(PROMPT)
Among the entries below, which lines include the string "Enlace"? Show each one.

[Web page and app entries]
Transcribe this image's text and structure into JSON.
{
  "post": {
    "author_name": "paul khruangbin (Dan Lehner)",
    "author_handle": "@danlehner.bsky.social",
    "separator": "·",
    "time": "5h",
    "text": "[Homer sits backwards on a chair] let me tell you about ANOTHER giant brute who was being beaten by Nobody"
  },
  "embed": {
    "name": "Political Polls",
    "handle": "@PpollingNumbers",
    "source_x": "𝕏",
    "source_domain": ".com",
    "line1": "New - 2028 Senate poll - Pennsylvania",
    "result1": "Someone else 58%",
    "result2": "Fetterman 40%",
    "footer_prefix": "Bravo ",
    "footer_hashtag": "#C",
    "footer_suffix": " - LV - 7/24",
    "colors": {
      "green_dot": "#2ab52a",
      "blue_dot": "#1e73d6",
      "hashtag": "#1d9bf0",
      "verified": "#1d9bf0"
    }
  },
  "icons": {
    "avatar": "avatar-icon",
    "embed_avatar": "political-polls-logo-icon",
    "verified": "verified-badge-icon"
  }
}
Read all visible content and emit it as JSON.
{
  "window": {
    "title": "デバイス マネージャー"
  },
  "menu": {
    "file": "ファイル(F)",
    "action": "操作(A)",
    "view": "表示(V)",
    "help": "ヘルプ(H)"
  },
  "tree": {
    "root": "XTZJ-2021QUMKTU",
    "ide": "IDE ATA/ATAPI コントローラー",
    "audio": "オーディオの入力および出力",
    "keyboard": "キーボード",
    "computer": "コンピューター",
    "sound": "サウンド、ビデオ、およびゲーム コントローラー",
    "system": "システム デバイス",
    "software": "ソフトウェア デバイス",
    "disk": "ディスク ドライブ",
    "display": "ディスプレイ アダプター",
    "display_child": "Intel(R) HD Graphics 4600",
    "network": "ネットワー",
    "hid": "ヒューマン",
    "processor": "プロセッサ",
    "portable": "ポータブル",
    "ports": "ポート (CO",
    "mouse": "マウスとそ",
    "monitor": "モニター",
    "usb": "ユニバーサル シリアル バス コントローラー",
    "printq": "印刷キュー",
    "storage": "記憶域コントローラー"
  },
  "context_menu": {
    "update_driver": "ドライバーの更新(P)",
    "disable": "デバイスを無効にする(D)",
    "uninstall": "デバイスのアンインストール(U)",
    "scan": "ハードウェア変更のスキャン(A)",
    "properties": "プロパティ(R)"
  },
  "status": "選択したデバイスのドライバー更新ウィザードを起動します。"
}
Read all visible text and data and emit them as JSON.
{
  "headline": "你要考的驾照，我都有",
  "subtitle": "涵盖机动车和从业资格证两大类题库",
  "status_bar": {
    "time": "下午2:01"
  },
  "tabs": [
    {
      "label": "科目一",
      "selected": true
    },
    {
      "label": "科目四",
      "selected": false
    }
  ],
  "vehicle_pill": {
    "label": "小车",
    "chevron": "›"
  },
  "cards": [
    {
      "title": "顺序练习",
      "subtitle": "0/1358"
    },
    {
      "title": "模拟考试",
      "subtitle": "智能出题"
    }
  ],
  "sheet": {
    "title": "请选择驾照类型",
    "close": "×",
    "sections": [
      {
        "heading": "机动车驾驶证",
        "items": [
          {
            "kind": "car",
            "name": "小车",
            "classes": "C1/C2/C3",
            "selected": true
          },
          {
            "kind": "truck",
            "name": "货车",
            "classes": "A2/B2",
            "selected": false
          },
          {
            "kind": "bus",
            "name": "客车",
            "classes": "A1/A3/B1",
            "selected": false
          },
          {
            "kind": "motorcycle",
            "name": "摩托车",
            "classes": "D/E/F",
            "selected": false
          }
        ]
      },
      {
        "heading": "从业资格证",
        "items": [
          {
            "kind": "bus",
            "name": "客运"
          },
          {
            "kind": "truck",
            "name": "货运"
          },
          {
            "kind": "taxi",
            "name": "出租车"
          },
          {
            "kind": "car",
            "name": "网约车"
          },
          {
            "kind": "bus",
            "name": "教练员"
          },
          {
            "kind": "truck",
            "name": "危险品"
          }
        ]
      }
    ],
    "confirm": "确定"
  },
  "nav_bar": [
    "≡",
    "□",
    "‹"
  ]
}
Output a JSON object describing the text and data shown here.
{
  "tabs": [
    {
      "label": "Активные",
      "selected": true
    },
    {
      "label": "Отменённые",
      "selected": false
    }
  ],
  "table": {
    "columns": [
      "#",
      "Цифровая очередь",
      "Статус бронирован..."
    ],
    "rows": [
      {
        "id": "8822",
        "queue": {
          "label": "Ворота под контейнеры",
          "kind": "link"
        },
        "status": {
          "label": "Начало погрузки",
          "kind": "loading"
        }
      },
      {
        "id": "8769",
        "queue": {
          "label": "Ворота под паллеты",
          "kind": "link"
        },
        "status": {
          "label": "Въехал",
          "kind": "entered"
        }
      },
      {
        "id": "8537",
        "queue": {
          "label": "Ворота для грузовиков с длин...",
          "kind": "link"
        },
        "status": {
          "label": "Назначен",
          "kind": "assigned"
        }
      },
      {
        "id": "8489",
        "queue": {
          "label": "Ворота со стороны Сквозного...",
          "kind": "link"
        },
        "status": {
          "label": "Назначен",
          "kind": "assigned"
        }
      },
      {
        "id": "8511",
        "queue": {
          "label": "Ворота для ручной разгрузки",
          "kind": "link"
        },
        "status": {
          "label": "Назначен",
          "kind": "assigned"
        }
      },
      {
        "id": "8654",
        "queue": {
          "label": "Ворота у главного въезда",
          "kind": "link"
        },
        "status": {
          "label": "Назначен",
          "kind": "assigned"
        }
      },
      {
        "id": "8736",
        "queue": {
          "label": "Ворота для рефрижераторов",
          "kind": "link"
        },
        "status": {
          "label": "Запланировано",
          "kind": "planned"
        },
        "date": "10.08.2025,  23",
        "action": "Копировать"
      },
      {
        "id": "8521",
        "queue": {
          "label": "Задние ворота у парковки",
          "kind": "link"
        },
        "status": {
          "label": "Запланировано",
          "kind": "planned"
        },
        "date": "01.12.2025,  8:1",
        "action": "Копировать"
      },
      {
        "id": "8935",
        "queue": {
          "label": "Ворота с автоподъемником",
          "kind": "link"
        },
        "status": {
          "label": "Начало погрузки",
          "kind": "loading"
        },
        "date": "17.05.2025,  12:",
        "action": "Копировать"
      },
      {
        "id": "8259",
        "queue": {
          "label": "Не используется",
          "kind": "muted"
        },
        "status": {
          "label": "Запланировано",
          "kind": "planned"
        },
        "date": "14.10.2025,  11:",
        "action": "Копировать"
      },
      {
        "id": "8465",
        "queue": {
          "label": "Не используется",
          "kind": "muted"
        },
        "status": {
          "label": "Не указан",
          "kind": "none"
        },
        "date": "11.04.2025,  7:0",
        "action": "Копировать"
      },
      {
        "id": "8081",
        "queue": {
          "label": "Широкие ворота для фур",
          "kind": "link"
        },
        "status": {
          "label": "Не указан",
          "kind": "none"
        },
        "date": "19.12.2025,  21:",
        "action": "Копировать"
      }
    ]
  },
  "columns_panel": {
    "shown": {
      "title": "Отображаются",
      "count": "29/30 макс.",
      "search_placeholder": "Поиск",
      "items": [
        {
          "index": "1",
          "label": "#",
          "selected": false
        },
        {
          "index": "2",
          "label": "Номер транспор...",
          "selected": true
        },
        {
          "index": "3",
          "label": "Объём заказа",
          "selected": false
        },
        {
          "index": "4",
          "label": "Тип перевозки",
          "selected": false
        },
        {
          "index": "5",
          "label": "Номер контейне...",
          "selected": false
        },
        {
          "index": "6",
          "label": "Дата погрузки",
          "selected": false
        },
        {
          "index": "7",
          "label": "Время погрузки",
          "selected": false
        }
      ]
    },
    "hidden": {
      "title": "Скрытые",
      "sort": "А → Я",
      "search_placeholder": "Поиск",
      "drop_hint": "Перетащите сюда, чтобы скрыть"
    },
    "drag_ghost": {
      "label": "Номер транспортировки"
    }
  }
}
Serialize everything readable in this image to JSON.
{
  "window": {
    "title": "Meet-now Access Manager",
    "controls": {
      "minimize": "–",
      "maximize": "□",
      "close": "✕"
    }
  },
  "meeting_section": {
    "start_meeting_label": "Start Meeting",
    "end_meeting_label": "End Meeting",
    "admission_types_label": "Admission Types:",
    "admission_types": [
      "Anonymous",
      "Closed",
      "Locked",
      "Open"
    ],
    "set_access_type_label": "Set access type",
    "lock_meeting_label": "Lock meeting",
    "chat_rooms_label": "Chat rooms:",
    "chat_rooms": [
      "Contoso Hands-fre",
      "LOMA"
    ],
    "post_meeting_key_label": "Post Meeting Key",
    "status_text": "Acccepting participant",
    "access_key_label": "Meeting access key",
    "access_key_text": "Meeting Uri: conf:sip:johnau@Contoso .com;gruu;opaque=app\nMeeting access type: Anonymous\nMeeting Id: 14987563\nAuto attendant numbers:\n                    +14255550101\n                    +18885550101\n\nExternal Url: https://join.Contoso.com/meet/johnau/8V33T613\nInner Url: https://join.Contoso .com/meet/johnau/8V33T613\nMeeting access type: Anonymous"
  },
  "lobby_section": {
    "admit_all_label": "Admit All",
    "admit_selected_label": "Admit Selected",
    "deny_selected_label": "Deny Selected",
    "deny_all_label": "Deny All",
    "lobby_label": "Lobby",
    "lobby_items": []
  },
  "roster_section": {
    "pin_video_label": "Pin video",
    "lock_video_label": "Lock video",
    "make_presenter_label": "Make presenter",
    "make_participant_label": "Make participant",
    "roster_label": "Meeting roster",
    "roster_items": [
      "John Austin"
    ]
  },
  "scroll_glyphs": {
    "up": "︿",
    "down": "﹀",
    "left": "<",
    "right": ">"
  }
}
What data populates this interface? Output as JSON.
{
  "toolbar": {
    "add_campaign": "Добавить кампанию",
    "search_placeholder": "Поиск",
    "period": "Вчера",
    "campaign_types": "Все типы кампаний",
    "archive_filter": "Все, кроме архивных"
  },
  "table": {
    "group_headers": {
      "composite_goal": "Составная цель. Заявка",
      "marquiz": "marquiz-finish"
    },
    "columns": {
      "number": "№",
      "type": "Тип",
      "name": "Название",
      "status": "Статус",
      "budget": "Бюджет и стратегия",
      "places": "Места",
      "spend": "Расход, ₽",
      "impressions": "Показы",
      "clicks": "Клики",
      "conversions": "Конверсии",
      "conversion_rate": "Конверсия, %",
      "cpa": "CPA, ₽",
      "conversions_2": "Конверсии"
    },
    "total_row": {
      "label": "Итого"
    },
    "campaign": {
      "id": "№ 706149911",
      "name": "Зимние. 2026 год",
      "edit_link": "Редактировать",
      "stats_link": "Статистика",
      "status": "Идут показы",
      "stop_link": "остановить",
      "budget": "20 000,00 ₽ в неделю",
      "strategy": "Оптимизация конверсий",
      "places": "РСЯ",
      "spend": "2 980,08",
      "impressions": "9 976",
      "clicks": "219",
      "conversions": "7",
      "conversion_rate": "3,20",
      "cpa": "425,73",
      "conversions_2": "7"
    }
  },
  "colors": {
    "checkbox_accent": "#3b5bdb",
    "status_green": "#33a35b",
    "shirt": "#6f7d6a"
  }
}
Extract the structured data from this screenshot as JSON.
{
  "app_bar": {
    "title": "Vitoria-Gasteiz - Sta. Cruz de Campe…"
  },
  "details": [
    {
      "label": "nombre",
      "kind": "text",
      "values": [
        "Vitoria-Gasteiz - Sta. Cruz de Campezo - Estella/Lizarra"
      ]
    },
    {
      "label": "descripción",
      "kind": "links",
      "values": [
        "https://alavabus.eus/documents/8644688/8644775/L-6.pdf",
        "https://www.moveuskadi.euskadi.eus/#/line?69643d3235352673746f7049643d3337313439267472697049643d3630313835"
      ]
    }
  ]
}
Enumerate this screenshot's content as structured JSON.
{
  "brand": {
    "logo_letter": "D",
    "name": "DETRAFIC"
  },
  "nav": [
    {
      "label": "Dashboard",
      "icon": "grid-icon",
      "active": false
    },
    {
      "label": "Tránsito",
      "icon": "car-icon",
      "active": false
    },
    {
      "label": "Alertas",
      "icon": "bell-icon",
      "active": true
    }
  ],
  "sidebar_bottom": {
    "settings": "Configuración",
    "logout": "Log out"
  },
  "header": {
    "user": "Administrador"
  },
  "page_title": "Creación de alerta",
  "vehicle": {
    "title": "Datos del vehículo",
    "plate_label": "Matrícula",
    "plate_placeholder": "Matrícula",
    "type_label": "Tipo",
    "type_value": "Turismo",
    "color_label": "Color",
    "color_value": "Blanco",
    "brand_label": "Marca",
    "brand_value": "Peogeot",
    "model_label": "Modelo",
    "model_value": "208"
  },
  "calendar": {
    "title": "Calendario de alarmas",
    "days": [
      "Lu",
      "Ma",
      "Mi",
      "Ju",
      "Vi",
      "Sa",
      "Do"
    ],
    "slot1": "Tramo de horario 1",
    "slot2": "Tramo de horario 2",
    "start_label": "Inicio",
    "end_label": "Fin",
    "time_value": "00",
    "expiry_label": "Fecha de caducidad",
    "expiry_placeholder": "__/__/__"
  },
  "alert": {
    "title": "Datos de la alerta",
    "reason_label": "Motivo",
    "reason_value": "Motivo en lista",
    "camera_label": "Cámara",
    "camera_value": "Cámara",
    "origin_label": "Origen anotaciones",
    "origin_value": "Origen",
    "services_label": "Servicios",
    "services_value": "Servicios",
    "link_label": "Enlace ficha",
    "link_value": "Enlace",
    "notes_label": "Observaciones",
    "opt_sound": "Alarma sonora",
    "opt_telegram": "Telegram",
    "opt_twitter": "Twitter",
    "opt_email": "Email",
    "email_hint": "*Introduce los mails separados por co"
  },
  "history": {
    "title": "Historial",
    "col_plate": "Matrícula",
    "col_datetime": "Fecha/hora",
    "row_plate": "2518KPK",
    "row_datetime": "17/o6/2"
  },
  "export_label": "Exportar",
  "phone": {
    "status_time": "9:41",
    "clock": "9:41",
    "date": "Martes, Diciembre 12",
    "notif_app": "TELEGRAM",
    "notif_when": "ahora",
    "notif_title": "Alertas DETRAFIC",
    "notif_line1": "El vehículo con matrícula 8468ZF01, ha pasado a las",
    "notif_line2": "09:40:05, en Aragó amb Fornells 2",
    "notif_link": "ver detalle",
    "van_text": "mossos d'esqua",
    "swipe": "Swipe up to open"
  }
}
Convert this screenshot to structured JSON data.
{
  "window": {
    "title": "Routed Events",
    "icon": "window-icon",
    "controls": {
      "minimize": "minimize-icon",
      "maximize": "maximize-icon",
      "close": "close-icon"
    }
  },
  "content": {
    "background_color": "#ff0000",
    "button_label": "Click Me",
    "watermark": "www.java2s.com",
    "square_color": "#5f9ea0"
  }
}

(RESULT OF THIS TASK)
    "link_label": "Enlace ficha",
    "link_value": "Enlace",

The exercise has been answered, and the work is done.